Reasonable Choices Inc. began as a free store and food pantry 13 years ago, said Griffith, a recovering alcoholic.
It later morphed into a counseling center and decided to offer treatment services to residents who were driving to Columbus for office-based treatment, she said.
In July of 2016, the Ohio Attorney General’s Office and the Drug Enforcement Agency raided the treatment facility’s office on North Limestone Street near Madison Avenue.
The search ultimately led to one of its doctors voluntarily retiring his license in lieu of further investigation in April 2017, according to the State Medical Board of Ohio.
Reasonable Choices hasn’t been charged criminally as of Feb. 21 but the investigation remains open and ongoing, Attorney General’s Office spokeswoman Jill Del Greco said.
Griffith told the News-Sun she hasn’t spoken with AG’s office since the raid.
Since that time, the nonprofit received accreditation from the federal Commission on Accreditation for Rehabilitation Facilities in December, Griffith said. It’s also in the process of opening both a peer support building at its old facility on North Limestone Street.
The organization accepts private insurance, Medicaid and cash payments, Griffith said. It typically charges about $150 per month, or $37.50 per week for its cash protocol, Griffith said. The majority of the people who pay cash continue to work professional jobs in multiple fields, including manufacturing, while using recovery medications, she said.
Some people can’t work full-time jobs and go to a clinic five days per week, Griffith said.
“You can’t have a cookie cutter, one-size-fits-all approach,” she said.
Griffith has never raised rates, she said, but other cash centers are charging hundreds of dollars per visit.
The center also cannot prescribe more than 16 mg of Suboxone per day because it doesn’t have an addictionologist on staff, she said.
The organization also offers Vivitrol — an injectable drug that blocks opioids from interacting with the receptors in the brain and eliminates the experience of feeling high. However, it requires clients to stay clean for 10 days before they take the injection, which has been difficult for some patients, Griffith said.
Next month Reasonable Choices will begin offering injectable Suboxone that will keep addicts from selling leftover strips, she said.
“These things are being addressed,” Griffith said. “It’s going to make it a lot harder.”
Later this year, the Substance Abuse Prevention and Treatment Coalition will sponsor a medical providers training about addiction, said Greta Mayer, CEO of the Mental Health and Recovery Board of Clark, Greene and Madison Counties.
They hope to host a dinner for physician, physicians’ assistants and nurses, Mayer said, that will include a discussion with an addiction specialist.

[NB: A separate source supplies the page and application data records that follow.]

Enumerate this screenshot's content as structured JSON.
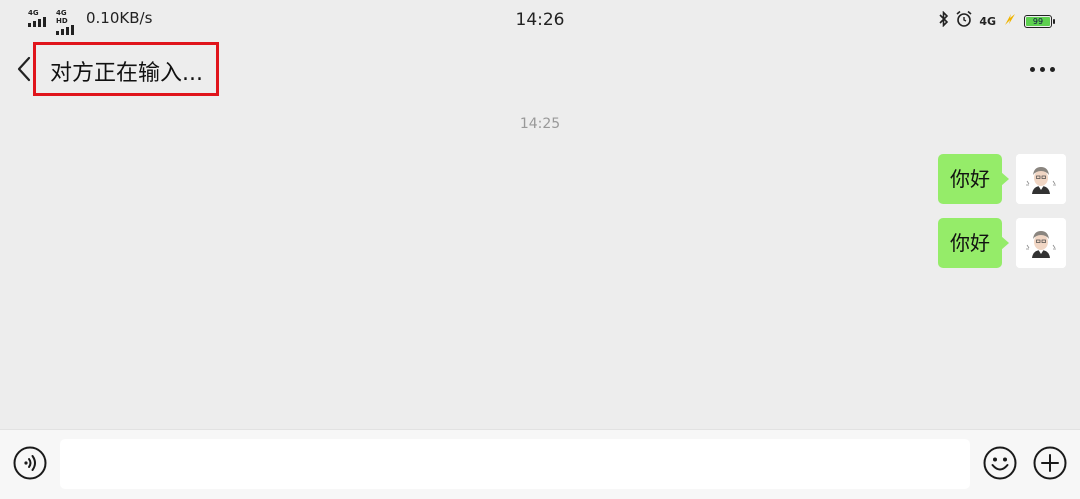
{
  "status_bar": {
    "signal_1_label": "4G",
    "signal_2_label": "4G HD",
    "net_speed": "0.10KB/s",
    "time": "14:26",
    "net_type_right": "4G",
    "battery_level": "99",
    "icons": [
      "bluetooth-icon",
      "alarm-icon",
      "signal-4g-icon",
      "charging-bolt-icon",
      "battery-icon"
    ]
  },
  "nav": {
    "title": "对方正在输入...",
    "highlight_color": "#e0141b"
  },
  "chat": {
    "timestamp": "14:25",
    "messages": [
      {
        "text": "你好",
        "side": "right"
      },
      {
        "text": "你好",
        "side": "right"
      }
    ],
    "bubble_color": "#95ec69"
  },
  "input_bar": {
    "value": "",
    "icons": [
      "voice-icon",
      "emoji-icon",
      "plus-icon"
    ]
  }
}
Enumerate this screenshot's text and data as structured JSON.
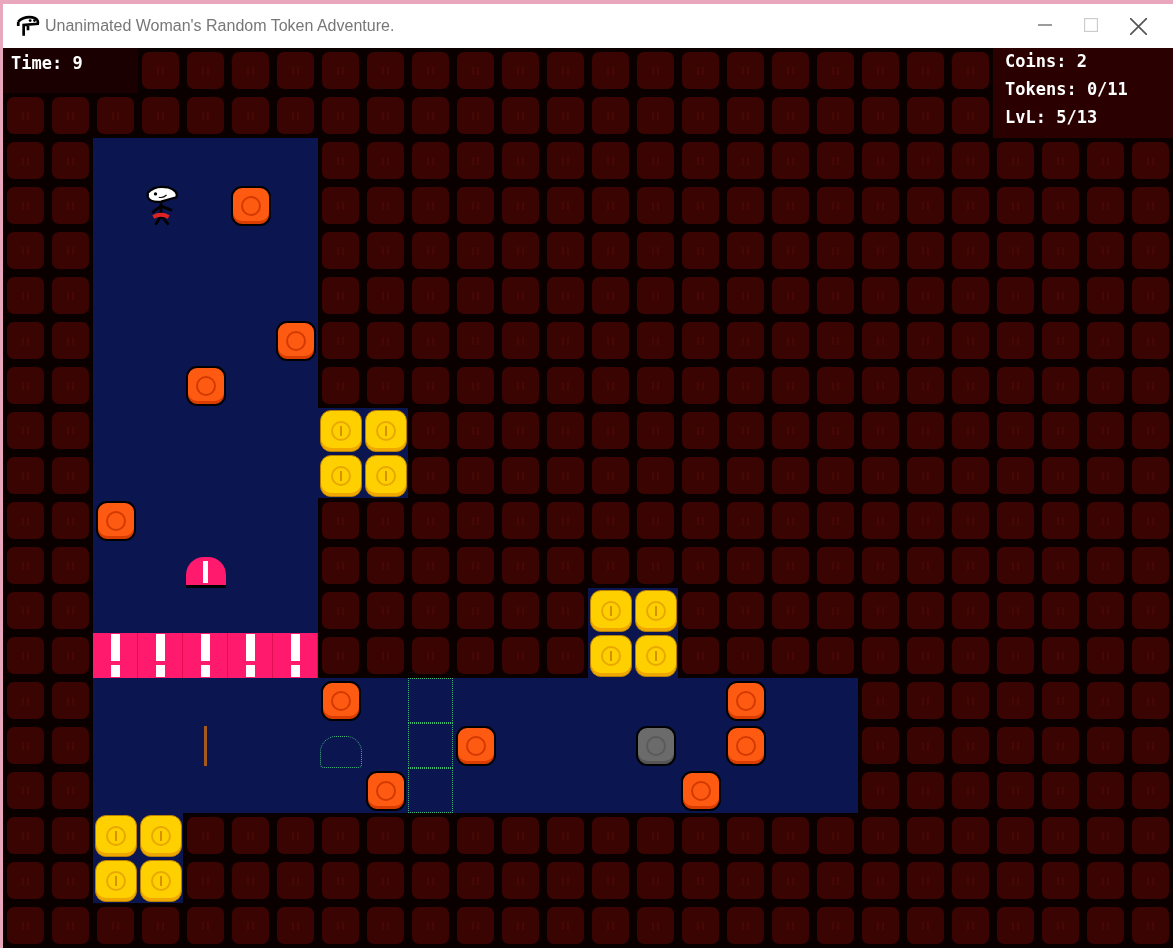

The dinner will likely also include a panel discussion with local experts.
“They’ll understand the disease of addiction and they’ll understand the full continuum of treatment and recovery supports that are needed long-term so the medication is just one piece and how they can be a part of that one piece,” Mayer said.
After the training, the board will then host a training to help doctors get a waiver to prescribe buprenorphine, Mayer said. The Drug Enforcement Agency can then assign the physician a special identification number, which is required to be included on all buprenorphine prescriptions to allow for better record keeping.

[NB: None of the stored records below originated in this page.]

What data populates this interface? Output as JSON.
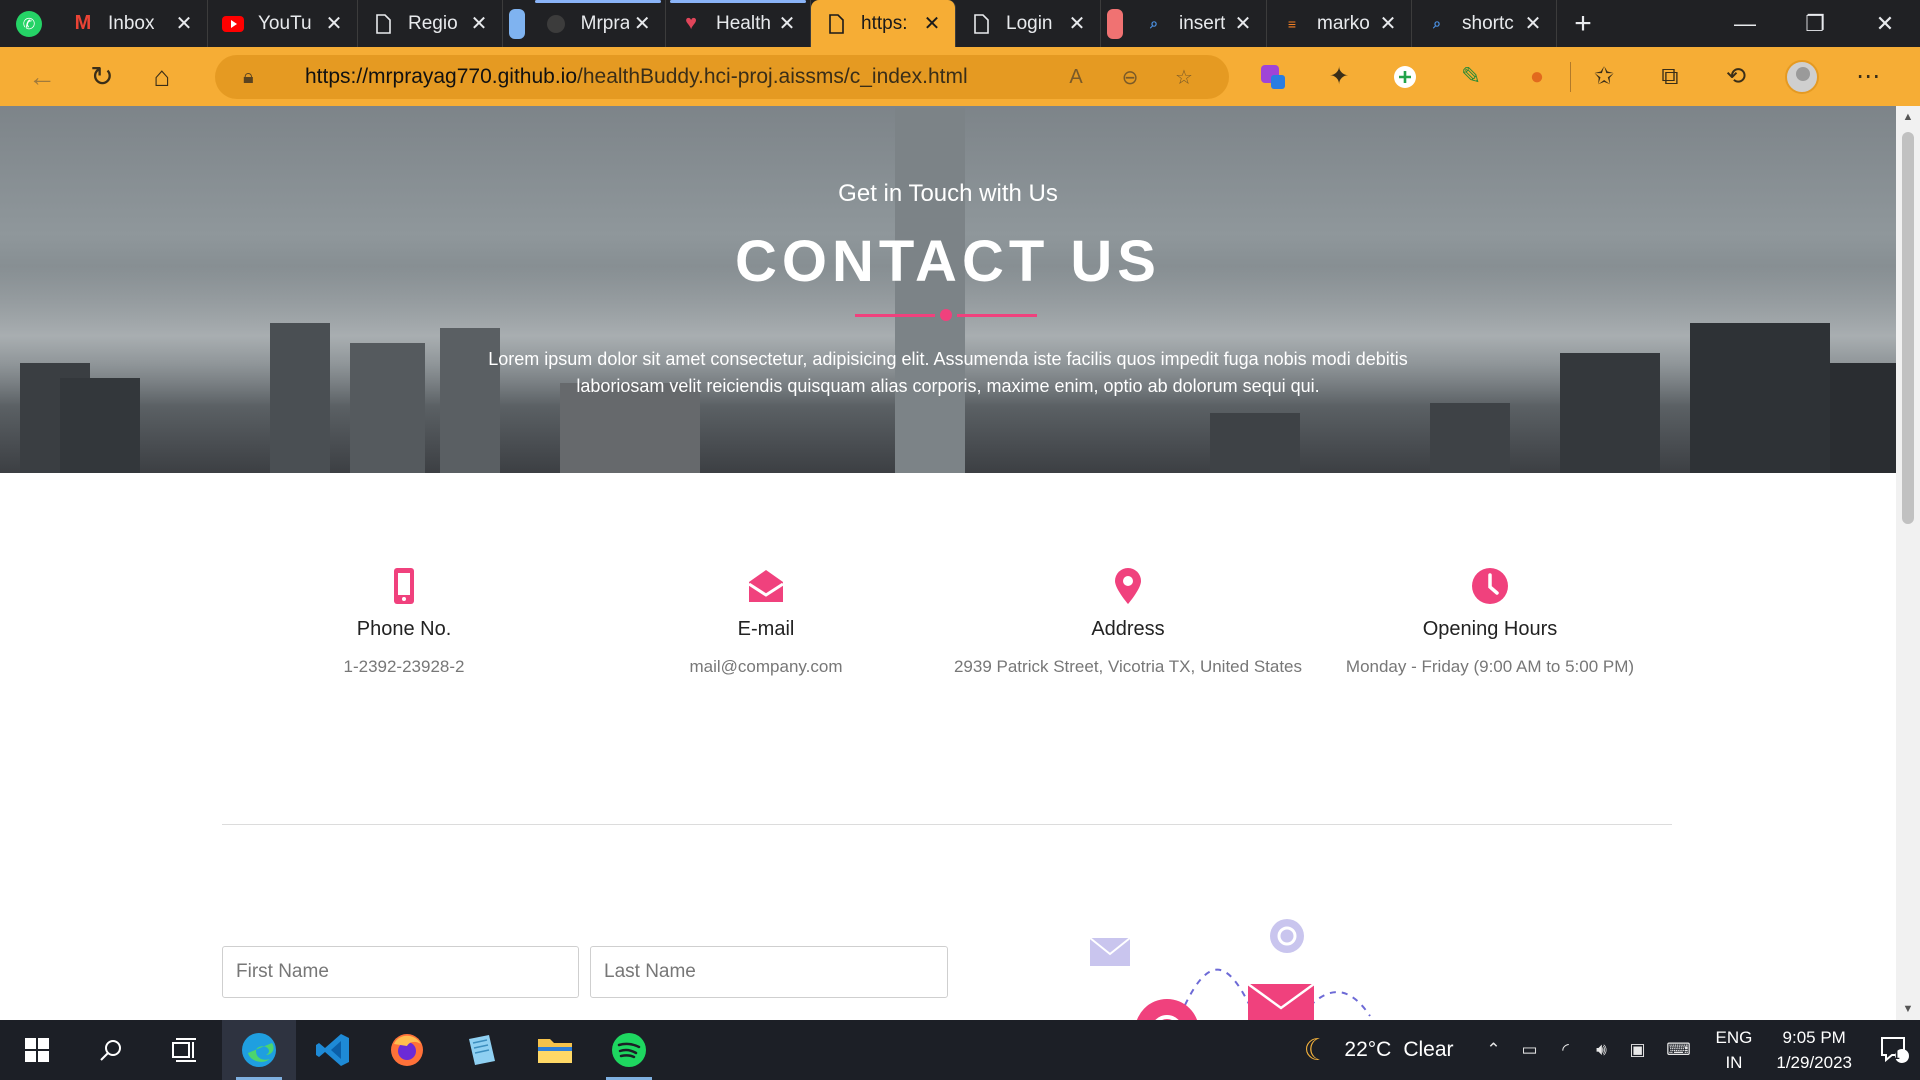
{
  "browser": {
    "tabs": [
      {
        "label": "Inbox",
        "icon": "gmail-icon"
      },
      {
        "label": "YouTu",
        "icon": "youtube-icon"
      },
      {
        "label": "Regio",
        "icon": "page-icon"
      },
      {
        "label": "Mrpra",
        "icon": "github-icon"
      },
      {
        "label": "Health",
        "icon": "heart-icon"
      },
      {
        "label": "https:",
        "icon": "page-icon"
      },
      {
        "label": "Login",
        "icon": "page-icon"
      },
      {
        "label": "insert",
        "icon": "search-icon"
      },
      {
        "label": "marko",
        "icon": "stackoverflow-icon"
      },
      {
        "label": "shortc",
        "icon": "search-icon"
      }
    ],
    "active_tab_index": 5,
    "url_domain": "https://mrprayag770.github.io",
    "url_path": "/healthBuddy.hci-proj.aissms/c_index.html",
    "accent": "#f6ad35"
  },
  "hero": {
    "subtitle": "Get in Touch with Us",
    "title": "CONTACT US",
    "text": "Lorem ipsum dolor sit amet consectetur, adipisicing elit. Assumenda iste facilis quos impedit fuga nobis modi debitis laboriosam velit reiciendis quisquam alias corporis, maxime enim, optio ab dolorum sequi qui.",
    "accent": "#f0417d"
  },
  "info": [
    {
      "title": "Phone No.",
      "value": "1-2392-23928-2",
      "icon": "phone-icon"
    },
    {
      "title": "E-mail",
      "value": "mail@company.com",
      "icon": "envelope-icon"
    },
    {
      "title": "Address",
      "value": "2939 Patrick Street, Vicotria TX, United States",
      "icon": "map-pin-icon"
    },
    {
      "title": "Opening Hours",
      "value": "Monday - Friday (9:00 AM to 5:00 PM)",
      "icon": "clock-icon"
    }
  ],
  "form": {
    "first_name_placeholder": "First Name",
    "last_name_placeholder": "Last Name"
  },
  "taskbar": {
    "weather": "22°C",
    "weather_text": "Clear",
    "lang_top": "ENG",
    "lang_bottom": "IN",
    "time": "9:05 PM",
    "date": "1/29/2023",
    "notification_count": "1"
  }
}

“We’re hoping that general training will feed some interested folks to learn about how to do this type of treatment so we have more responsible, ethical, quality providers in the community,” Mayer said.
Some doctors may look at Suboxone as harm reduction because it’s not heroin or fentanyl, Doolittle said.
At McKinley Hall, treatment includes nine hours per week of counseling, including educating patients about addiction and triggers, as well as group therapy, Doolittle said.
“If more doctors can see just how effective this is, it may change their minds,” she said.
Most people use services for about a year, including recovery housing, transportation, peer support specialists and case management, she said.
“All of these things are required for people to get well,” Doolittle said. “You can’t just do a 15-minute session and give someone 24 mg of Suboxone per day and think they’re going to get well.”